It seems that everyone in our society has a pair of headphones or earbuds protruding from those holes in their skulls, imbibing noise often in an effort to avoid speaking with other human beings. And I suspect I have stumbled upon the reason why.
I’m guilty of being one such person donning a pair of headphones, especially at work. Many of the jobs in which I was employed typically involved lots of mindless repetition, leaving much to be desired on the intellectual front. I just wasn’t learning anything and it, in retrospect, was a fate all my own because I agreed to get paid for brainless activities. Thankfully, podcasts were a not-so-recent innovation and were offering educational materials ad libitum, filling in the gaps my jobs couldn’t. I’m currently subscribed to seventy-nine podcasts—and counting—covering topics ranging from philosophy and politics to literature and history to science and gastronomy.

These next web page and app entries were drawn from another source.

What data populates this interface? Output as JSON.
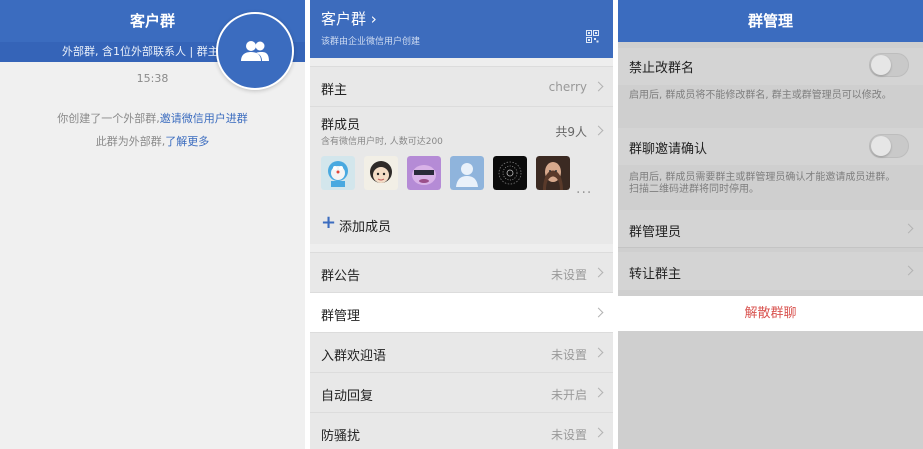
{
  "panel1": {
    "title": "客户群",
    "subtitle": "外部群, 含1位外部联系人 | 群主",
    "timestamp": "15:38",
    "msg1_text": "你创建了一个外部群,",
    "msg1_link": "邀请微信用户进群",
    "msg2_text": "此群为外部群,",
    "msg2_link": "了解更多",
    "float_icon": "group-icon"
  },
  "panel2": {
    "title": "客户群 ›",
    "subtitle": "该群由企业微信用户创建",
    "qr_icon": "qr-code-icon",
    "owner_label": "群主",
    "owner_value": "cherry",
    "members_label": "群成员",
    "members_note": "含有微信用户时, 人数可达200",
    "members_count": "共9人",
    "more": "...",
    "add_label": "添加成员",
    "rows": [
      {
        "label": "群公告",
        "value": "未设置"
      },
      {
        "label": "群管理",
        "value": ""
      },
      {
        "label": "入群欢迎语",
        "value": "未设置"
      },
      {
        "label": "自动回复",
        "value": "未开启"
      },
      {
        "label": "防骚扰",
        "value": "未设置"
      }
    ]
  },
  "panel3": {
    "title": "群管理",
    "no_rename_label": "禁止改群名",
    "no_rename_desc": "启用后, 群成员将不能修改群名, 群主或群管理员可以修改。",
    "invite_confirm_label": "群聊邀请确认",
    "invite_confirm_desc": "启用后, 群成员需要群主或群管理员确认才能邀请成员进群。扫描二维码进群将同时停用。",
    "admins_label": "群管理员",
    "transfer_label": "转让群主",
    "dissolve_label": "解散群聊"
  },
  "colors": {
    "brand": "#3b6cbf",
    "danger": "#d9534f"
  }
}
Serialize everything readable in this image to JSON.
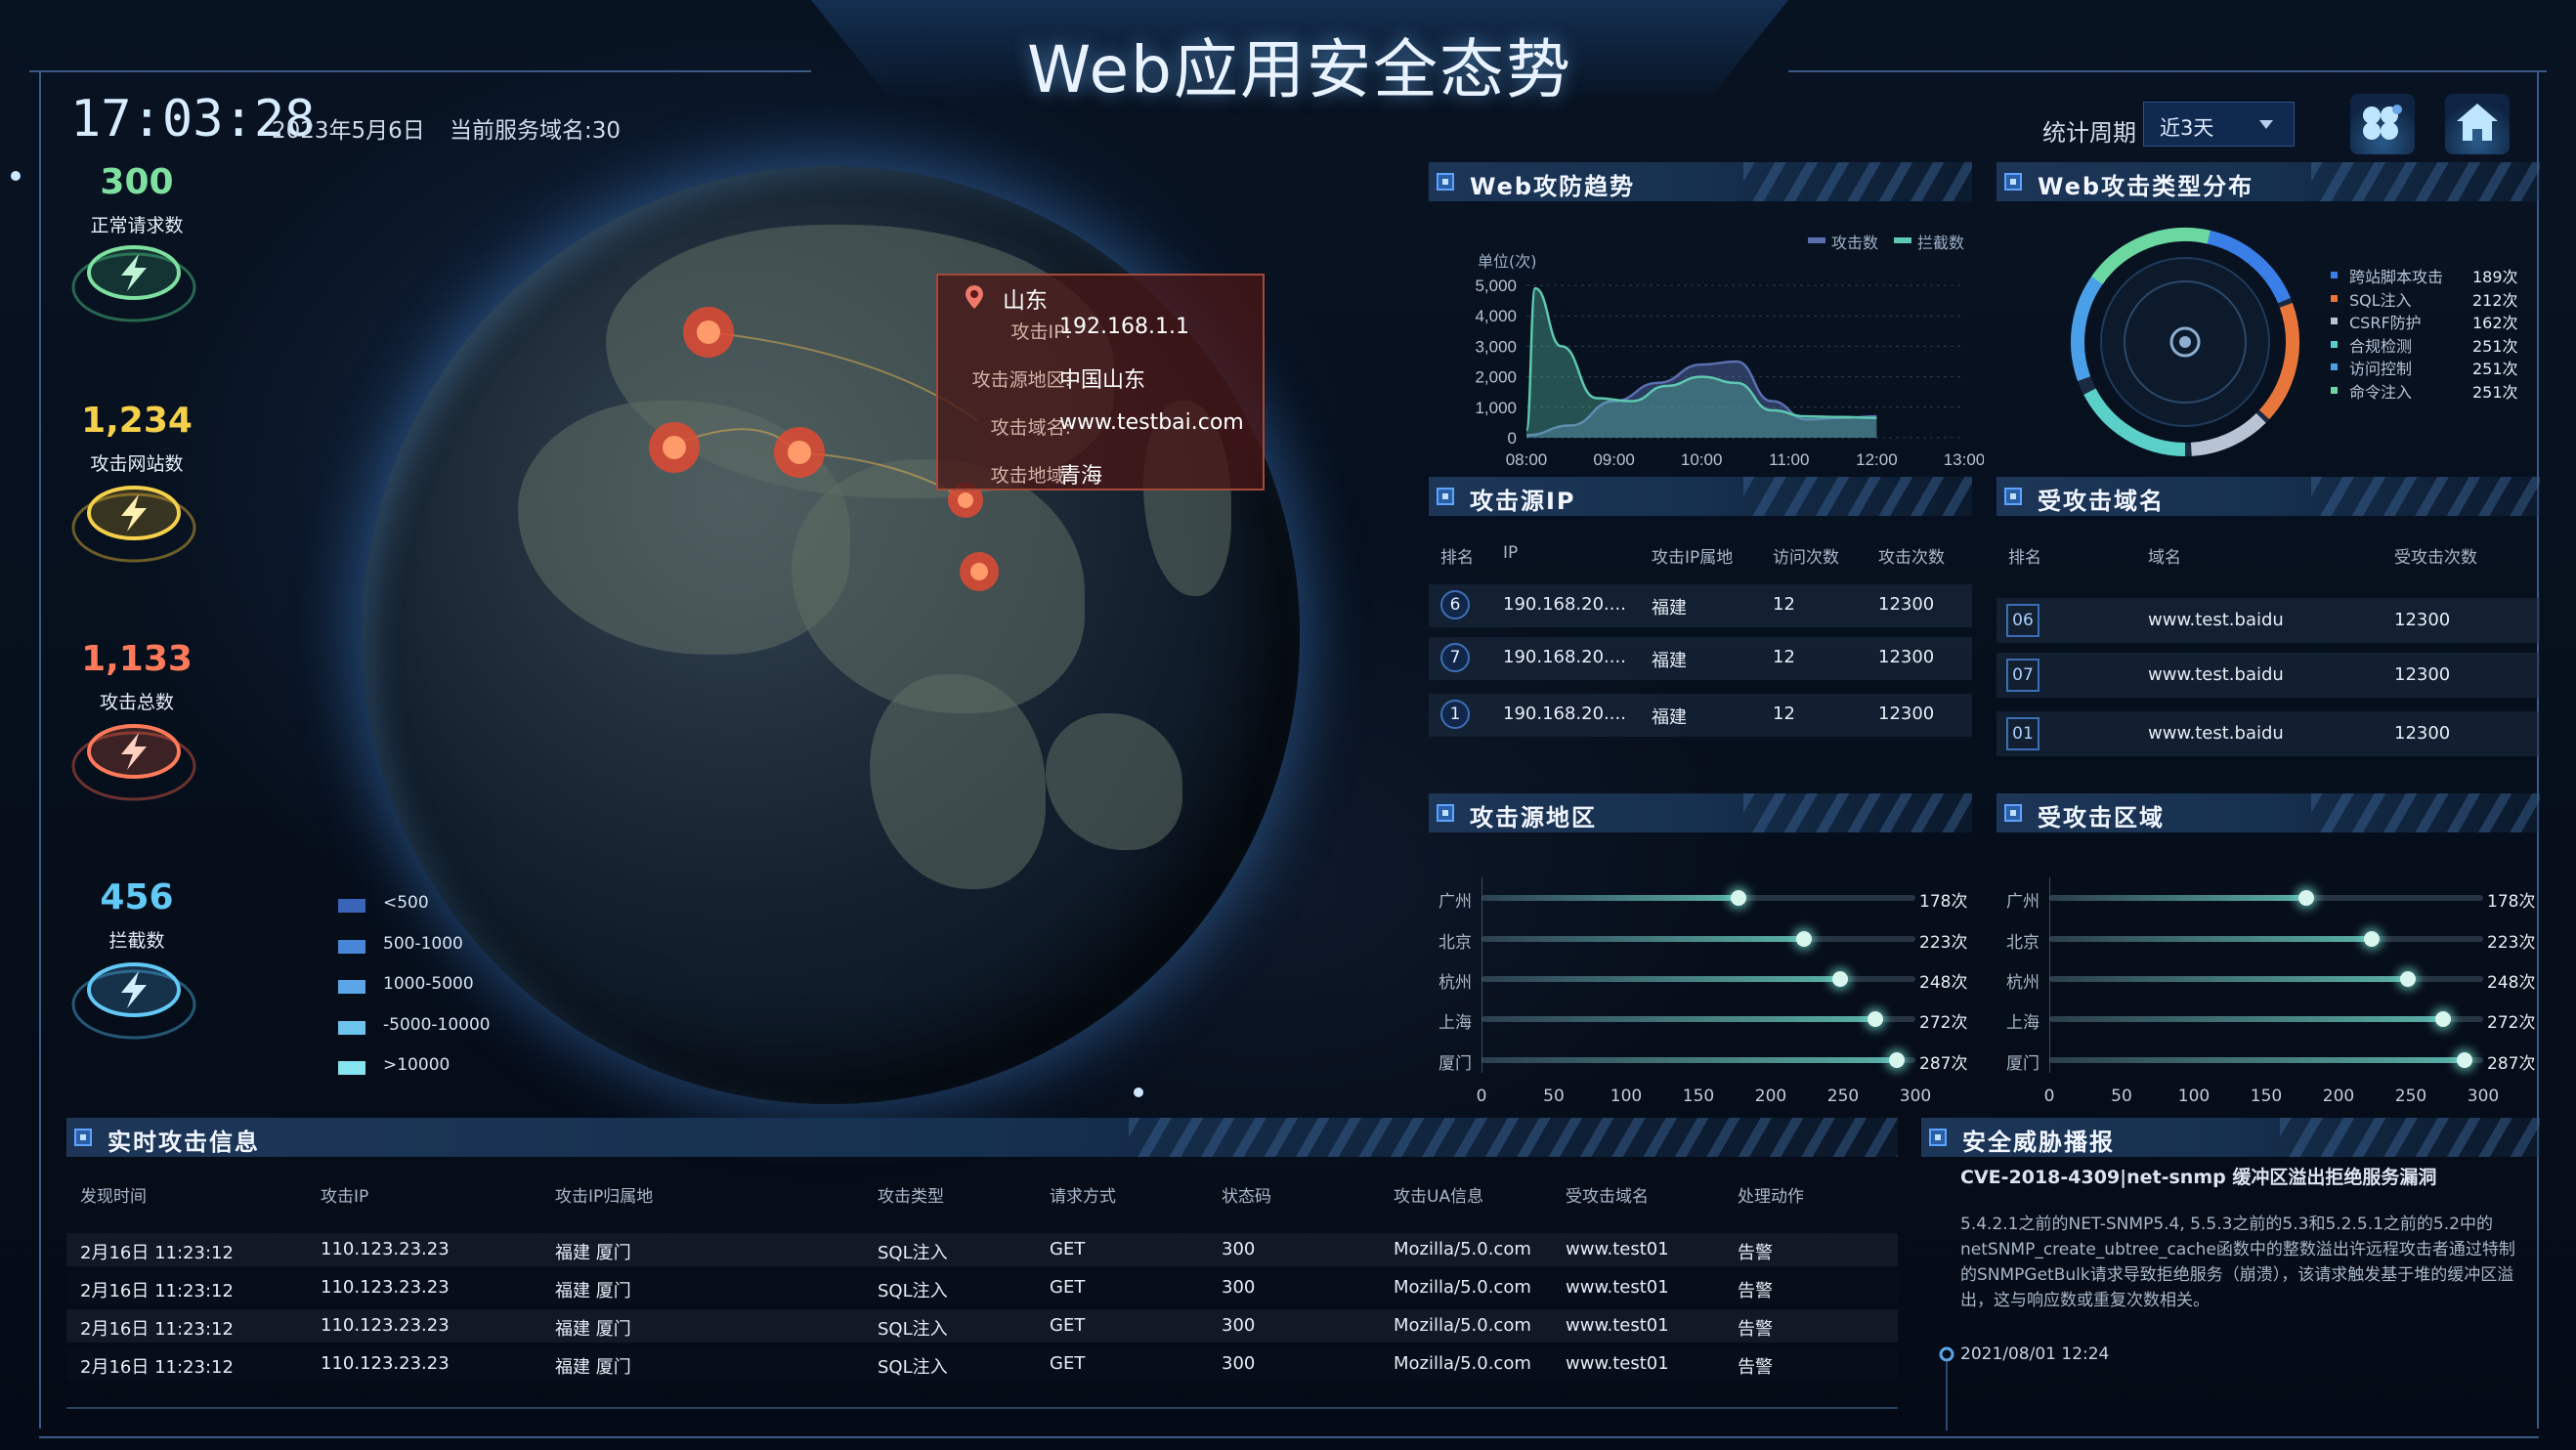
{
  "header": {
    "title": "Web应用安全态势",
    "clock": "17:03:28",
    "date": "2023年5月6日",
    "domain_count": "当前服务域名:30",
    "period_label": "统计周期",
    "period_value": "近3天"
  },
  "stats": [
    {
      "value": "300",
      "label": "正常请求数",
      "color": "#7ee0a0"
    },
    {
      "value": "1,234",
      "label": "攻击网站数",
      "color": "#f5d04a"
    },
    {
      "value": "1,133",
      "label": "攻击总数",
      "color": "#ff7a5a"
    },
    {
      "value": "456",
      "label": "拦截数",
      "color": "#62c8f5"
    }
  ],
  "legend": [
    {
      "label": "<500",
      "color": "#3a64b8"
    },
    {
      "label": "500-1000",
      "color": "#4a86d8"
    },
    {
      "label": "1000-5000",
      "color": "#5aa6e8"
    },
    {
      "label": "-5000-10000",
      "color": "#6cc4ec"
    },
    {
      "label": ">10000",
      "color": "#86e4f0"
    }
  ],
  "tooltip": {
    "region": "山东",
    "rows": [
      {
        "key": "攻击IP:",
        "value": "192.168.1.1"
      },
      {
        "key": "攻击源地区:",
        "value": "中国山东"
      },
      {
        "key": "攻击域名:",
        "value": "www.testbai.com"
      },
      {
        "key": "攻击地域:",
        "value": "青海"
      }
    ]
  },
  "trend": {
    "title": "Web攻防趋势",
    "unit": "单位(次)",
    "legend": [
      "攻击数",
      "拦截数"
    ],
    "chart_data": {
      "type": "area",
      "categories": [
        "08:00",
        "09:00",
        "10:00",
        "11:00",
        "12:00",
        "13:00"
      ],
      "y_ticks": [
        "5,000",
        "4,000",
        "3,000",
        "2,000",
        "1,000",
        "0"
      ],
      "ylim": [
        0,
        5000
      ],
      "series": [
        {
          "name": "攻击数",
          "color": "#5b6fb0",
          "x": [
            8.0,
            8.5,
            9.0,
            9.5,
            10.0,
            10.4,
            10.8,
            11.2,
            11.6,
            12.0
          ],
          "values": [
            80,
            400,
            1200,
            1800,
            2400,
            2500,
            1200,
            600,
            650,
            700
          ]
        },
        {
          "name": "拦截数",
          "color": "#5ec8b0",
          "x": [
            8.0,
            8.1,
            8.4,
            8.8,
            9.2,
            9.6,
            10.0,
            10.4,
            10.8,
            11.2,
            11.6,
            12.0
          ],
          "values": [
            250,
            4900,
            3000,
            1300,
            1200,
            1700,
            2000,
            1800,
            900,
            700,
            680,
            650
          ]
        }
      ]
    }
  },
  "attack_types": {
    "title": "Web攻击类型分布",
    "items": [
      {
        "label": "跨站脚本攻击",
        "value": "189次",
        "color": "#3a7ee8"
      },
      {
        "label": "SQL注入",
        "value": "212次",
        "color": "#e8763a"
      },
      {
        "label": "CSRF防护",
        "value": "162次",
        "color": "#b8c4d4"
      },
      {
        "label": "合规检测",
        "value": "251次",
        "color": "#5ad0c8"
      },
      {
        "label": "访问控制",
        "value": "251次",
        "color": "#4aa0e8"
      },
      {
        "label": "命令注入",
        "value": "251次",
        "color": "#6ad8a0"
      }
    ]
  },
  "source_ip": {
    "title": "攻击源IP",
    "headers": [
      "排名",
      "IP",
      "攻击IP属地",
      "访问次数",
      "攻击次数"
    ],
    "rows": [
      {
        "rank": "6",
        "ip": "190.168.20....",
        "loc": "福建",
        "visits": "12",
        "attacks": "12300"
      },
      {
        "rank": "7",
        "ip": "190.168.20....",
        "loc": "福建",
        "visits": "12",
        "attacks": "12300"
      },
      {
        "rank": "1",
        "ip": "190.168.20....",
        "loc": "福建",
        "visits": "12",
        "attacks": "12300"
      }
    ]
  },
  "target_domain": {
    "title": "受攻击域名",
    "headers": [
      "排名",
      "域名",
      "受攻击次数"
    ],
    "rows": [
      {
        "rank": "06",
        "domain": "www.test.baidu",
        "count": "12300"
      },
      {
        "rank": "07",
        "domain": "www.test.baidu",
        "count": "12300"
      },
      {
        "rank": "01",
        "domain": "www.test.baidu",
        "count": "12300"
      }
    ]
  },
  "source_region": {
    "title": "攻击源地区",
    "chart_data": {
      "type": "bar",
      "categories": [
        "广州",
        "北京",
        "杭州",
        "上海",
        "厦门"
      ],
      "values": [
        178,
        223,
        248,
        272,
        287
      ],
      "labels": [
        "178次",
        "223次",
        "248次",
        "272次",
        "287次"
      ],
      "ticks": [
        "0",
        "50",
        "100",
        "150",
        "200",
        "250",
        "300"
      ],
      "xlim": [
        0,
        300
      ]
    }
  },
  "target_region": {
    "title": "受攻击区域",
    "chart_data": {
      "type": "bar",
      "categories": [
        "广州",
        "北京",
        "杭州",
        "上海",
        "厦门"
      ],
      "values": [
        178,
        223,
        248,
        272,
        287
      ],
      "labels": [
        "178次",
        "223次",
        "248次",
        "272次",
        "287次"
      ],
      "ticks": [
        "0",
        "50",
        "100",
        "150",
        "200",
        "250",
        "300"
      ],
      "xlim": [
        0,
        300
      ]
    }
  },
  "realtime": {
    "title": "实时攻击信息",
    "headers": [
      "发现时间",
      "攻击IP",
      "攻击IP归属地",
      "攻击类型",
      "请求方式",
      "状态码",
      "攻击UA信息",
      "受攻击域名",
      "处理动作"
    ],
    "rows": [
      [
        "2月16日 11:23:12",
        "110.123.23.23",
        "福建 厦门",
        "SQL注入",
        "GET",
        "300",
        "Mozilla/5.0.com",
        "www.test01",
        "告警"
      ],
      [
        "2月16日 11:23:12",
        "110.123.23.23",
        "福建 厦门",
        "SQL注入",
        "GET",
        "300",
        "Mozilla/5.0.com",
        "www.test01",
        "告警"
      ],
      [
        "2月16日 11:23:12",
        "110.123.23.23",
        "福建 厦门",
        "SQL注入",
        "GET",
        "300",
        "Mozilla/5.0.com",
        "www.test01",
        "告警"
      ],
      [
        "2月16日 11:23:12",
        "110.123.23.23",
        "福建 厦门",
        "SQL注入",
        "GET",
        "300",
        "Mozilla/5.0.com",
        "www.test01",
        "告警"
      ]
    ]
  },
  "threat": {
    "title": "安全威胁播报",
    "headline": "CVE-2018-4309|net-snmp 缓冲区溢出拒绝服务漏洞",
    "body": "5.4.2.1之前的NET-SNMP5.4, 5.5.3之前的5.3和5.2.5.1之前的5.2中的netSNMP_create_ubtree_cache函数中的整数溢出许远程攻击者通过特制的SNMPGetBulk请求导致拒绝服务（崩溃），该请求触发基于堆的缓冲区溢出，这与响应数或重复次数相关。",
    "time": "2021/08/01 12:24"
  }
}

Music is customarily reserved for car drives (and rides). [There’s something ineffably wondrous about cruising down the interstate blasting Tchaikovsky or Mozart or the Conan the Barbarian soundtrack.]

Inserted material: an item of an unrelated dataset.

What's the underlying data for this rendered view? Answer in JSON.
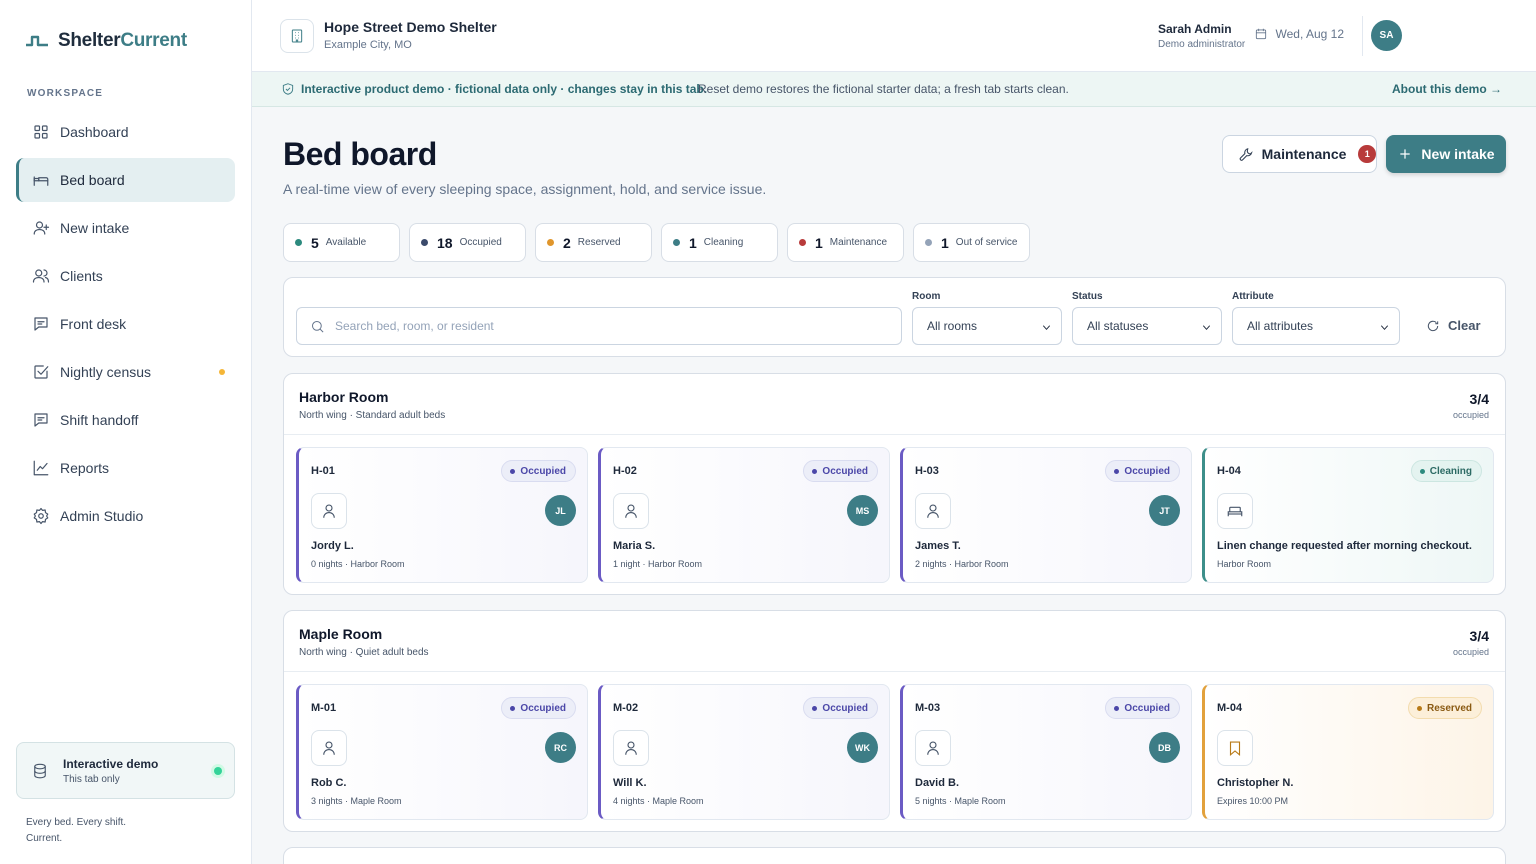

Grammar is very important to me and is the characteristic I scrutinize harshest when selecting ear candy—or any treat involving language for that matter. Thus, one may not be surprised to learn how perturbed I become at the sloven use of language, notably the use of fillers such as “um” or “like.” For fear of seeming impious, I must confess that the former hasn’t been completely excised from my lexicon, creeping its way back into a conversation when I’m searching for the next topic. Alas, we all sin and come short. The latter filler is exponentially more egregious because of how damaging it is to the speakers content—by way of dragging out the thought too long straining listener attention spans—and because it betrays the speaker’s incompetence. One doesn’t need to know all 170,000+ words in the English language to speak in public, let alone host (or be a guest on) a podcast. Yet, is it too much to ask for podcasters and their guests to be somewhat intelligible when communicating their ideas?
Let’s get serious, people!

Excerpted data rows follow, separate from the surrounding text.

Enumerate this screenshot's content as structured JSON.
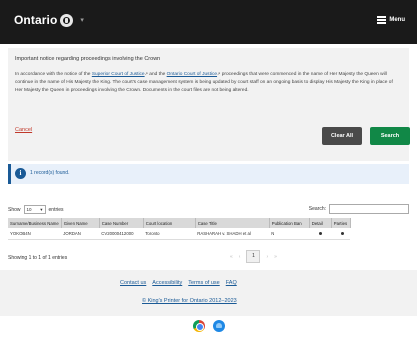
{
  "header": {
    "logo_text": "Ontario",
    "menu_label": "Menu",
    "icons": [
      "ontario-trillium-icon",
      "chevron-down-icon",
      "hamburger-icon"
    ]
  },
  "notice": {
    "title": "Important notice regarding proceedings involving the Crown",
    "body_part1": "In accordance with the notice of the ",
    "link1": "Superior Court of Justice",
    "body_part2": " and the ",
    "link2": "Ontario Court of Justice",
    "body_part3": " proceedings that were commenced in the name of Her Majesty the Queen will continue in the name of His Majesty the King. The court's case management system is being updated by court staff on an ongoing basis to display His Majesty the King in place of Her Majesty the Queen in proceedings involving the Crown. Documents in the court files are not being altered.",
    "cancel_label": "Cancel",
    "clear_label": "Clear All",
    "search_label": "Search"
  },
  "result": {
    "text": "1 record(s) found."
  },
  "table_controls": {
    "show_label": "Show",
    "show_value": "10",
    "entries_label": "entries",
    "search_label": "Search:"
  },
  "table": {
    "columns": [
      "Surname/Business Name",
      "Given Name",
      "Case Number",
      "Court location",
      "Case Title",
      "Publication Ban",
      "Detail",
      "Parties"
    ],
    "rows": [
      [
        "YOKOB4N",
        "JORDAN",
        "CV20000412000",
        "Toronto",
        "RASHARAH v. SHADH et al",
        "N",
        "",
        ""
      ]
    ]
  },
  "pagination": {
    "showing_text": "Showing 1 to 1 of 1 entries",
    "prev": "‹",
    "prev_first": "«",
    "current": "1",
    "next": "›",
    "next_last": "»"
  },
  "footer": {
    "links": [
      "Contact us",
      "Accessibility",
      "Terms of use",
      "FAQ"
    ],
    "copyright": "© King's Printer for Ontario 2012–2023"
  },
  "colors": {
    "header_bg": "#1a1a1a",
    "search_button": "#118847",
    "clear_button": "#4a4a4a",
    "link": "#1a5a96",
    "cancel": "#c0392b"
  }
}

Use some different words. We arguably have too many words in the English language for our speech to become overseasoned with filler words—and, thankfully, an abundance of resources with which to access this lexical bounty. Could the speakers just be blissfully unaware of their grammatical transgressions? Or if aware, just too lazy to remedy their shortcomings?
The other day, I was listening to a podcast hosted by two individuals. (This podcast shall remain nameless.) Two guests were invited to join the hosts in discussing a bevy of topics including sex, relationship advice, booze, and artificial intelligence—not necessarily in that order. And one guest, in particular, could be accused of dereliction of grammatical decency so heinous as to make a case for eugenics nominally more compelling. [Insert sinister laughter.]
I am almost inclined to demand financial restitution for the auricular carnage my eardrums were subjected to that day. From the moment words spewed out of this mortal’s mouth, I recoiled in terror. Behold:
“I’ve also said this before but I was like, you gained emotional maturity at, like, a rather young age, like, cuz I was, like, just me and the chaos of high school and I feel like a lot of people with, like, high school, like, you know, dating and any of that, like, making a conscious choice to be, like…” [All emphases are mine]
That nauseating drivel continues—if you can imagine that nightmare—for several more minutes, sluggishly approaching a point I was no longer interested in. I bolded the only conventionally acceptable use of “like” among that vomitous word salad, and underlined another oft-used filler. The hour-long podcast became increasingly more painful with each successive opportunity the repugnant speaker was allowed mic time. The dialogue was so offensive I even reconsidered my allegiance to the podcast, my finger floating precariously above the ‘Unsubscribe’ button.
I make it my goal to point out these verbal tics in my friends and family (and sometimes coworkers); I find it humorous how self-conscious they become. But I do it with their betterment in mind to ultimately encourage the desuetude of filler words. Important points get buried in a litany of white noise rendering normal conversation ponderous and difficult to follow. And forget interviews and public speaking events! My personal hell would most certainly include buffoons clad in panda costumes ladling the putrid, chunky gravy that is filler words upon every sentence, spoiling discourse for all time.